A father and son cooking together

25. "'What are you so anxious about? What are you depressed about?' when they know you have clinical anxiety/depression, so there's often no reason other than sh*tty brain chemicals. I swear, my mom cannot process this information even though she also has clinical depression."


A young girl on her phone

26. "'I love you, but I don't like you.' If a parent is saying that to a child, they're not trying hard enough."


A father fastening his son's helmet

27. "'Mother knows best.' My mom claims she always knows what's best for me. I am just now trying to really find my true sense of self."


A mom and son on the couch

28. "'I don't know isn't an acceptable answer!' Dude, I was 9. My brain isn't fully developed, and I straight-up didn't know why I did some things. As an adult, I still don't know why I do some things. If adults aren't expected to know everything, why are kids held to a higher standard?"

—21, Maryland

A girl eating on the floor

29. "Any time I came home with a report card that wasn’t straight As, I was told, 'This is unacceptable — you’re smarter than this.' All that did was make me feel stupid and like I could never live up to expectations.

"I realized recently that I don’t even try at some things because I expect myself to fail. Because why would I suddenly be good enough?"


A young man being scolded for an "F"

And finally...

30. "'Life’s not fair.' Any time they tried to prepare me for the hardships of adulthood, they really just discouraged me from wanting to grow up and dread aging at all. Really makes it hard to enjoy life when you’re 7 and stressing about problems decades down the road.

—21, New Jersey

A young girl in class

What are some other "helpful" things parents say that are actually toxic? Let us know in the comments below.

Note: Some responses have been edited for length and/or clarity.

The National Eating Disorders Association helpline is 1-800-931-2237; for 24/7 crisis support, text “NEDA” to 741741. is an organization that provides resources to prevent harassment and bullying against children. Stomp Out Bullying offers a free and confidential chat line here.
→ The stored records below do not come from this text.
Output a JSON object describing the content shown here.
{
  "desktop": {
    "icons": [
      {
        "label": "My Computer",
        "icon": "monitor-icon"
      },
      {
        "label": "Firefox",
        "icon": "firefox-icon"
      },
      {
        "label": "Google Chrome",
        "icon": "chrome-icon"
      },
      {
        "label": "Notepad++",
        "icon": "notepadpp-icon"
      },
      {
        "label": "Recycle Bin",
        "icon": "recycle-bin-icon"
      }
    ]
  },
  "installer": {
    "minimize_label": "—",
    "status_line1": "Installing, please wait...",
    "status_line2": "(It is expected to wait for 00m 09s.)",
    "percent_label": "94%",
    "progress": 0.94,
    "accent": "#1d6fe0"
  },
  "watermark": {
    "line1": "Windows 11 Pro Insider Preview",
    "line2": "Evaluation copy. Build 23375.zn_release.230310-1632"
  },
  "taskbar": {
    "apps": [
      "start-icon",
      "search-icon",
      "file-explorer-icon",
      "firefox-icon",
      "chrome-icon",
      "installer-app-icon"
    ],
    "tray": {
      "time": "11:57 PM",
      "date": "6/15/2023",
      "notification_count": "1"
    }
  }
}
The National Alliance on Mental Illness helpline is 1-888-950-6264 (NAMI) and provides information and referral services; is an association of mental health professionals from more than 25 countries who support efforts to reduce harm in therapy.